People historically have challenged laws with which they did not agree. When Brown vs. Board of Education made it against the law for schools to be segregated, many cities and states balked; they thought the law was unjust and did all they could to disobey it, in spite of the law’s directive that schools should be integrated “with all deliberate speed.”  Some schools were closed rather than obey the desegregation order. Other schools took as long as 10 years to begin desegregating.

Anything worth having, including justice, is worth fighting for; and many issues of justice must be fought for. Thousands of women in Ireland are protesting the death of the young mother, and another rally is planned for the weekend. That’s a good thing.

Power concedes nothing without a demand, noted Frederick Douglass.

Douglass was right.

A candid observation …

A Broader Understanding of “Pro-Life”

I have often found myself cringing as “pro-life” advocates have stood outside abortion clinics, pleading for the rights of an unborn fetus, not because I like it that there are so many abortions, but because those who are “pro-life” seem, for the most part, to have such a narrow understanding of  what life is.

In fact, although pro-life advocates have put billboards up in urban neighborhoods, urging people in those neighborhoods to refrain from having abortions, it seems that these same advocates, once the babies in these neighborhoods are born into poverty and despair, pretty much ignore them.

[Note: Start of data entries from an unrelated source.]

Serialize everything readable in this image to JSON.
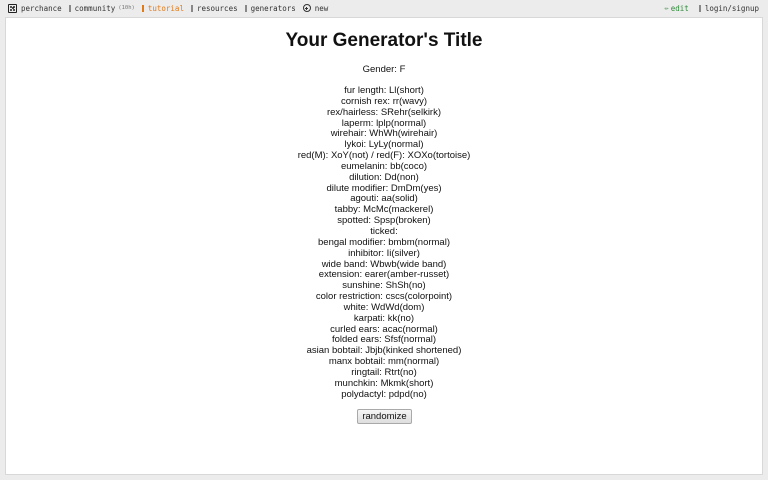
{
  "nav": {
    "site": "perchance",
    "community": "community",
    "community_count": "(10h)",
    "tutorial": "tutorial",
    "resources": "resources",
    "generators": "generators",
    "new": "new",
    "edit": "edit",
    "login": "login/signup"
  },
  "page": {
    "title": "Your Generator's Title",
    "gender": "Gender: F",
    "traits": [
      "fur length: Ll(short)",
      "cornish rex: rr(wavy)",
      "rex/hairless: SRehr(selkirk)",
      "laperm: lplp(normal)",
      "wirehair: WhWh(wirehair)",
      "lykoi: LyLy(normal)",
      "red(M): XoY(not) / red(F): XOXo(tortoise)",
      "eumelanin: bb(coco)",
      "dilution: Dd(non)",
      "dilute modifier: DmDm(yes)",
      "agouti: aa(solid)",
      "tabby: McMc(mackerel)",
      "spotted: Spsp(broken)",
      "ticked:",
      "bengal modifier: bmbm(normal)",
      "inhibitor: Ii(silver)",
      "wide band: Wbwb(wide band)",
      "extension: earer(amber-russet)",
      "sunshine: ShSh(no)",
      "color restriction: cscs(colorpoint)",
      "white: WdWd(dom)",
      "karpati: kk(no)",
      "curled ears: acac(normal)",
      "folded ears: Sfsf(normal)",
      "asian bobtail: Jbjb(kinked shortened)",
      "manx bobtail: mm(normal)",
      "ringtail: Rtrt(no)",
      "munchkin: Mkmk(short)",
      "polydactyl: pdpd(no)"
    ],
    "randomize_label": "randomize"
  },
  "colors": {
    "tutorial": "#e07b1a",
    "edit": "#2e8b3a",
    "background": "#ececec",
    "panel": "#ffffff"
  },
  "icons": [
    "dice-icon",
    "book-icon",
    "plus-icon",
    "pencil-icon"
  ]
}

Children who live in poverty, who are born in poverty, depend on the government for basic services, like food and health care. Children born into poverty have a higher chance of ending up in prison, because the schools in their neighborhoods are so bad and they end up giving up and dropping out of school.

According to the Children’s Defense Fund, a “cradle to prison” pipeline exists because children born into poverty – yet very much alive – suffer from abject poverty, inadequate health care, gaps in childhood development, disparate educational opportunities, “intolerable abuse and neglect,”  “unmet mental and emotional problems, rampant substance abuse,” and involvement in an overburdened , ineffective juvenile justice system, a system which looks at these children as a drain on society.

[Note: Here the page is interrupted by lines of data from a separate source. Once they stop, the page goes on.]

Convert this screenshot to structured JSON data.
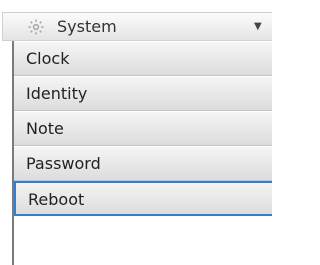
{
  "menu": {
    "header": {
      "label": "System",
      "icon": "gear-icon",
      "toggle_icon": "chevron-down-icon"
    },
    "items": [
      {
        "label": "Clock"
      },
      {
        "label": "Identity"
      },
      {
        "label": "Note"
      },
      {
        "label": "Password"
      },
      {
        "label": "Reboot",
        "selected": true
      }
    ]
  },
  "colors": {
    "selected_border": "#2f7fd6",
    "icon_gray": "#a6a6a6"
  }
}
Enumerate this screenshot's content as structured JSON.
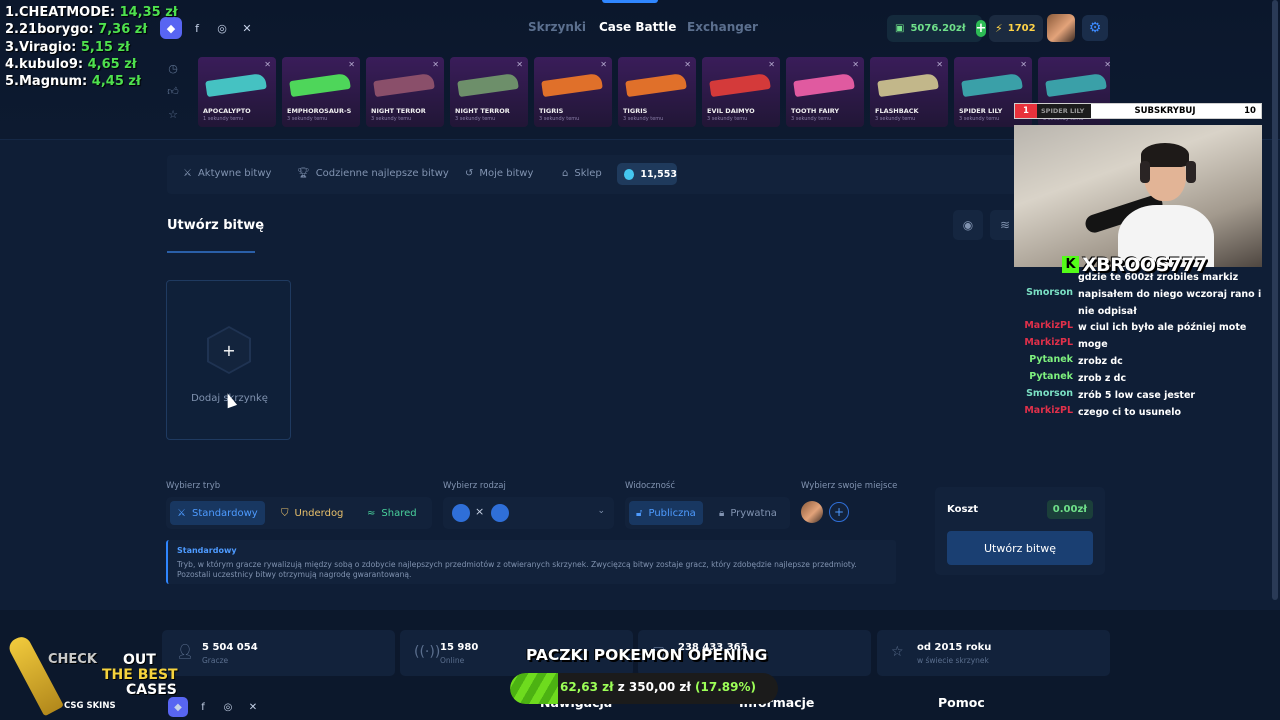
{
  "leaderboard": [
    {
      "rank": "1.",
      "name": "CHEATMODE:",
      "amount": "14,35 zł"
    },
    {
      "rank": "2.",
      "name": "21borygo:",
      "amount": "7,36 zł"
    },
    {
      "rank": "3.",
      "name": "Viragio:",
      "amount": "5,15 zł"
    },
    {
      "rank": "4.",
      "name": "kubulo9:",
      "amount": "4,65 zł"
    },
    {
      "rank": "5.",
      "name": "Magnum:",
      "amount": "4,45 zł"
    }
  ],
  "header": {
    "nav": {
      "skrzynki": "Skrzynki",
      "case_battle": "Case Battle",
      "exchanger": "Exchanger"
    },
    "balance": "5076.20zł",
    "deposit_symbol": "+",
    "coins": "1702"
  },
  "drops": [
    {
      "name": "APOCALYPTO",
      "sub": "1 sekundy temu",
      "color": "#45c2c2"
    },
    {
      "name": "EMPHOROSAUR-S",
      "sub": "3 sekundy temu",
      "color": "#4ed65a"
    },
    {
      "name": "NIGHT TERROR",
      "sub": "3 sekundy temu",
      "color": "#8a4f6a"
    },
    {
      "name": "NIGHT TERROR",
      "sub": "3 sekundy temu",
      "color": "#6d8f6a"
    },
    {
      "name": "TIGRIS",
      "sub": "3 sekundy temu",
      "color": "#e0702a"
    },
    {
      "name": "TIGRIS",
      "sub": "3 sekundy temu",
      "color": "#e0702a"
    },
    {
      "name": "EVIL DAIMYO",
      "sub": "3 sekundy temu",
      "color": "#d43a3a"
    },
    {
      "name": "TOOTH FAIRY",
      "sub": "3 sekundy temu",
      "color": "#e05aa0"
    },
    {
      "name": "FLASHBACK",
      "sub": "3 sekundy temu",
      "color": "#c2b78a"
    },
    {
      "name": "SPIDER LILY",
      "sub": "3 sekundy temu",
      "color": "#3aa0a8"
    },
    {
      "name": "SPIDER LILY",
      "sub": "3 sekundy temu",
      "color": "#3aa0a8"
    }
  ],
  "tabs": {
    "aktywne": "Aktywne bitwy",
    "codzienne": "Codzienne najlepsze bitwy",
    "moje": "Moje bitwy",
    "sklep": "Sklep",
    "gems": "11,553"
  },
  "create": {
    "title": "Utwórz bitwę",
    "add_case": "Dodaj skrzynkę",
    "add_symbol": "+"
  },
  "options": {
    "tryb_label": "Wybierz tryb",
    "modes": {
      "standard": "Standardowy",
      "underdog": "Underdog",
      "shared": "Shared"
    },
    "rodzaj_label": "Wybierz rodzaj",
    "vs": "×",
    "widocznosc_label": "Widoczność",
    "visibility": {
      "public": "Publiczna",
      "private": "Prywatna"
    },
    "miejsce_label": "Wybierz swoje miejsce",
    "seat_add": "+"
  },
  "cost": {
    "label": "Koszt",
    "value": "0.00zł",
    "button": "Utwórz bitwę"
  },
  "mode_description": {
    "title": "Standardowy",
    "text": "Tryb, w którym gracze rywalizują między sobą o zdobycie najlepszych przedmiotów z otwieranych skrzynek. Zwycięzcą bitwy zostaje gracz, który zdobędzie najlepsze przedmioty. Pozostali uczestnicy bitwy otrzymują nagrodę gwarantowaną."
  },
  "stats": [
    {
      "value": "5 504 054",
      "label": "Gracze"
    },
    {
      "value": "15 980",
      "label": "Online"
    },
    {
      "value": "238 433 365",
      "label": ""
    },
    {
      "value": "od 2015 roku",
      "label": "w świecie skrzynek"
    }
  ],
  "footer": {
    "nawigacja": "Nawigacja",
    "informacje": "Informacje",
    "pomoc": "Pomoc"
  },
  "stream": {
    "sub_count": "1",
    "sub_item": "SPIDER LILY",
    "sub_label": "SUBSKRYBUJ",
    "sub_goal": "10",
    "streamer": "XBROOS777",
    "kick_letter": "K",
    "chat": [
      {
        "user": "",
        "msg": "gdzie te 600zł zrobiles markiz",
        "color": "#ffffff"
      },
      {
        "user": "Smorson",
        "msg": "napisałem do niego wczoraj rano i nie odpisał",
        "color": "#7be0c4"
      },
      {
        "user": "MarkizPL",
        "msg": "w ciul ich było ale później mote",
        "color": "#e0304a"
      },
      {
        "user": "MarkizPL",
        "msg": "moge",
        "color": "#e0304a"
      },
      {
        "user": "Pytanek",
        "msg": "zrobz dc",
        "color": "#7ef07e"
      },
      {
        "user": "Pytanek",
        "msg": "zrob z dc",
        "color": "#7ef07e"
      },
      {
        "user": "Smorson",
        "msg": "zrób 5 low case jester",
        "color": "#7be0c4"
      },
      {
        "user": "MarkizPL",
        "msg": "czego ci to usunelo",
        "color": "#e0304a"
      }
    ],
    "banner": "PACZKI POKEMON OPENING",
    "goal_current": "62,63 zł",
    "goal_mid": " z ",
    "goal_target": "350,00 zł",
    "goal_percent": " (17.89%)",
    "goal_fraction": 0.1789,
    "promo": {
      "check": "CHECK",
      "out": "OUT",
      "best": "THE BEST",
      "cases": "CASES",
      "brand": "CSG SKINS"
    }
  }
}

These children, very much alive, are despised once they come out of the womb. As a fetus, a poor child is cherished; the heartbeat of the fetus is used in commercial and religious attempts to get people to oppose abortion. Yet, there is no such drumbeat for these children, and for the things they need once they are born in order to have valuable and viable lives, once they are born.

There is something very wrong with this reality.

Martin Buber, a Jewish theologian and Zionist, wrote a powerful book, I and Thou, where he described how we as human beings objectify other human beings, presumably to protect ourselves, our thoughts, and our beliefs.

He believed that part of the problem in Israel was the inability and unwillingness of Jewish people to treat Arabs as fellow human beings, “it” as opposed to “thou.” An “it” has no feelings; it is an object, devoid of even the need for another human being to invest caring and compassion into. A “thou,” on the other hand, is a “fellow human being,” one with which one can develop an empathic relationship, based on the understanding that this “thou” has needs and feelings equal to that of the person doing the evaluating.

“I-it” relationships have made it possible for sexism, racism, homophobia, discrimination against the aged …to flourish. When we as humans do not see another human as human, we feel nothing about what we may or may not do to affirm that person’s worth and need to meet their needs.

That’s the feeling I get that the pro-life proponents carry with them. The poor are precious so long as they are in the womb. Once out, they are a bane to society, unworthy of anyone’s time or concern.

If the pro-life people would advocate as hard for quality education for poor children as they do for more affluent children, or push for legislation or some other source to provide for quality health care for these children, I wouldn’t care about their concern and love for the unborn fetus. Poor children do not ask to be born, and they are not responsible for their conditions. It is so hypocritical and sad for a civilized society to have such a narrow definition and appreciation for life.

A candid observation …